Some of the questions Kaplan poses involve whether the sprawling campuses and huge buildings built by many congregations in past years are still necessary; whether online religious education and worship will become the norm for many Jews; and, perhaps most importantly, whether Judaism will focus less on community and more on the spiritual quest of the individual. Kaplan believes that the Reform Judaism of the future will be quite different than the Judaism of today, but that by holding onto “the values at the heart of Reform theology and building communities around a common and passionate commitment to those principals,” it has a bright future.

Jabotinsky: A Life

041814_mishmash_bookBy Hillel Halkin
Yale University Press, 235 pages

Vladimir Jabotinsky was passionate, unpredictable and full of contradictions. He was also the fiery leader of the Revisionist Zionist Movement.

Author Hillel Halkin deftly tells Jabotinsky’s story, first taking considerable time to illustrate why growing up in a city like Odessa truly shaped Jabotinsky’s outlook — on life, politics and the need for a Jewish state.

Then Halkin dissects Jabotinsky’s life in two parts: before, then after “his Zionist activity dominated all else.”

But throughout his life, Jabotinsky was a prolific writer in Hebrew, Russian and Yiddish — he was an accomplished journalist, poet, novelist and playwright, and he wrote hundreds of letters. Halkin includes excerpts of Jabotinsky’s writings throughout the book, allowing the reader an even more personal insight.

In the epilogue, Halkin conjures a conversation between himself and Jabotinsky, posing questions about some of his famous contradictions and even present-day Israeli issues.

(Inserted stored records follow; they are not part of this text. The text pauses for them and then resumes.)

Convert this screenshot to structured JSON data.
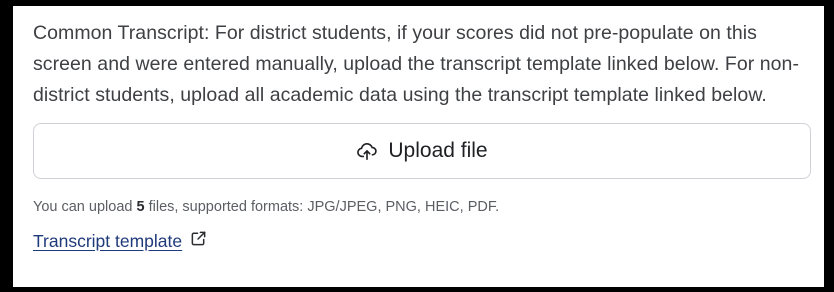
{
  "field": {
    "description": "Common Transcript: For district students, if your scores did not pre-populate on this screen and were entered manually, upload the transcript template linked below. For non-district students, upload all academic data using the transcript template linked below."
  },
  "upload": {
    "icon": "cloud-upload-icon",
    "label": "Upload file"
  },
  "hint": {
    "prefix": "You can upload ",
    "max_files": "5",
    "suffix": " files, supported formats: JPG/JPEG, PNG, HEIC, PDF."
  },
  "template_link": {
    "label": "Transcript template",
    "icon": "external-link-icon"
  },
  "colors": {
    "text": "#3f4043",
    "link": "#1f3a7a",
    "border": "#cfd2d6",
    "frame": "#000000"
  }
}
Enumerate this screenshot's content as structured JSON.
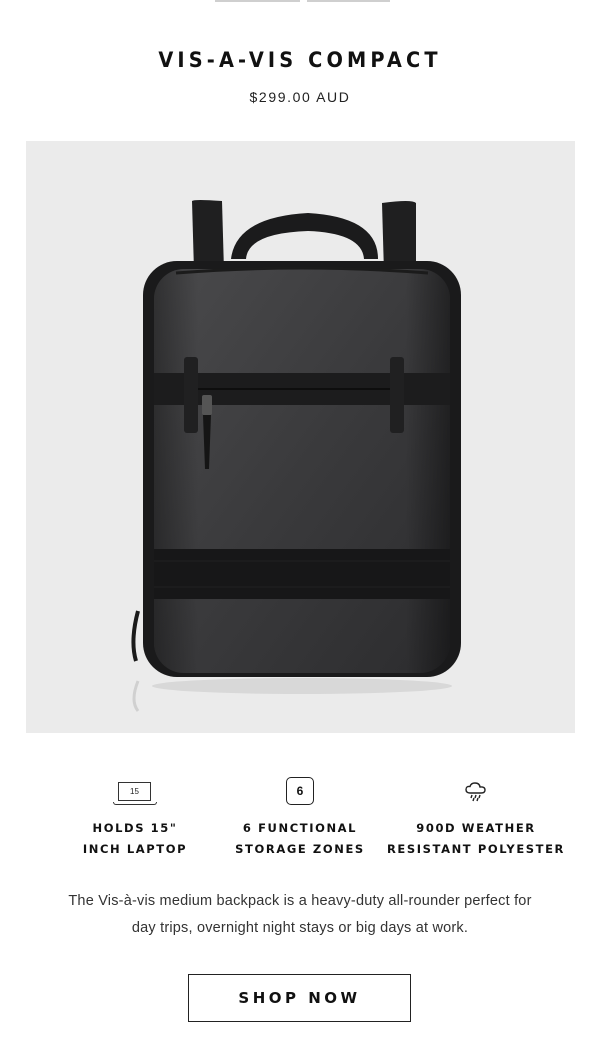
{
  "product": {
    "title": "VIS-A-VIS COMPACT",
    "price": "$299.00 AUD"
  },
  "hero": {
    "image": "black-backpack-photo",
    "background_color": "#ebebeb"
  },
  "features": [
    {
      "icon": "laptop-icon",
      "icon_text": "15",
      "label": "HOLDS 15\"\nINCH LAPTOP"
    },
    {
      "icon": "storage-zones-icon",
      "icon_text": "6",
      "label": "6 FUNCTIONAL\nSTORAGE ZONES"
    },
    {
      "icon": "rain-cloud-icon",
      "label": "900D WEATHER\nRESISTANT POLYESTER"
    }
  ],
  "description": "The Vis-à-vis medium backpack is a heavy-duty all-rounder perfect for day trips, overnight night stays or big days at work.",
  "cta": {
    "label": "SHOP NOW"
  }
}
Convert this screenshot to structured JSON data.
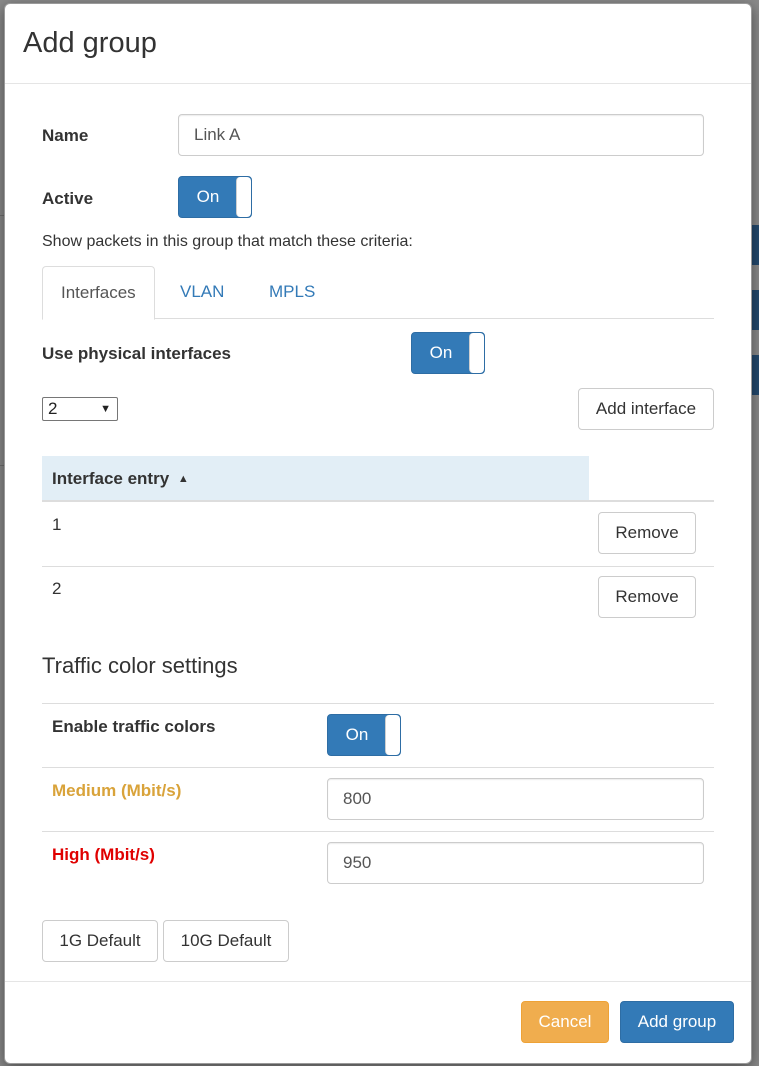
{
  "dialog": {
    "title": "Add group"
  },
  "form": {
    "name_label": "Name",
    "name_value": "Link A",
    "active_label": "Active",
    "active_toggle": "On",
    "criteria_text": "Show packets in this group that match these criteria:"
  },
  "tabs": [
    {
      "label": "Interfaces",
      "active": true
    },
    {
      "label": "VLAN",
      "active": false
    },
    {
      "label": "MPLS",
      "active": false
    }
  ],
  "interfaces": {
    "use_physical_label": "Use physical interfaces",
    "use_physical_toggle": "On",
    "select_value": "2",
    "add_button": "Add interface",
    "table_header": "Interface entry",
    "sort_indicator": "▲",
    "rows": [
      {
        "entry": "1",
        "action": "Remove"
      },
      {
        "entry": "2",
        "action": "Remove"
      }
    ]
  },
  "traffic": {
    "section_title": "Traffic color settings",
    "enable_label": "Enable traffic colors",
    "enable_toggle": "On",
    "medium_label": "Medium (Mbit/s)",
    "medium_value": "800",
    "high_label": "High (Mbit/s)",
    "high_value": "950",
    "preset_1g": "1G Default",
    "preset_10g": "10G Default"
  },
  "footer": {
    "cancel": "Cancel",
    "submit": "Add group"
  },
  "colors": {
    "primary": "#337ab7",
    "warning": "#f0ad4e",
    "medium": "#d9a33a",
    "high": "#e00000",
    "table_header_bg": "#e2eef6"
  }
}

Overall, the author works to undo some of the stereotypes about Jabotinsky through the telling of successes and the eventual failure of this political maverick. But ultimately Jabotinsky “was more prescient about most things than the men he opposed, [yet] he never had their power to influence events.”

Slices of Life, A Food Writer Cooks Through Many a Conundrum

041114_mishmash_bookBy Leah Eskin
Running Press, 408 pages

Sometimes it’s best to describe something in terms of what it’s not.

In that vein, readers looking for the newest entrant in the cookbook genre of today — think coffee-table tomes of glossy photos that make mouths water and desires burn — will not find it in culinary columnist Leah Eskin’s “Slices of Life.” Nor will they find in its paragraphs the encyclopedic collection of yesteryear, as in Irma S. Rombauer’s still-in-print classic, “Joy of Cooking.”

What Eskin, a Baltimore resident, instead achieves is not unlike her “Home on the Range” column found in the Chicago Tribune and, every now and then, in the pages of The Baltimore Sun. Her cookbook is more autobiography, representing the epicurean adventures of a writer who also loves to cook. And while there’s nothing inherently Jewish about her menu — recipes for decidedly non-kosher dishes abound — her journey is distinctly a Jewish one, including such episodes as her foray into the intimidating world of brisket and a full-hearted attempt at a traditional Shabbat meal, only to be thwarted by the demands and last-minute interruptions of life.

“This book isn’t about how to raise the perfect child or set the perfect table or even turn out the perfect dinner party,” Eskin admitted. “It’s about normal, messy, frustrating, interesting life.”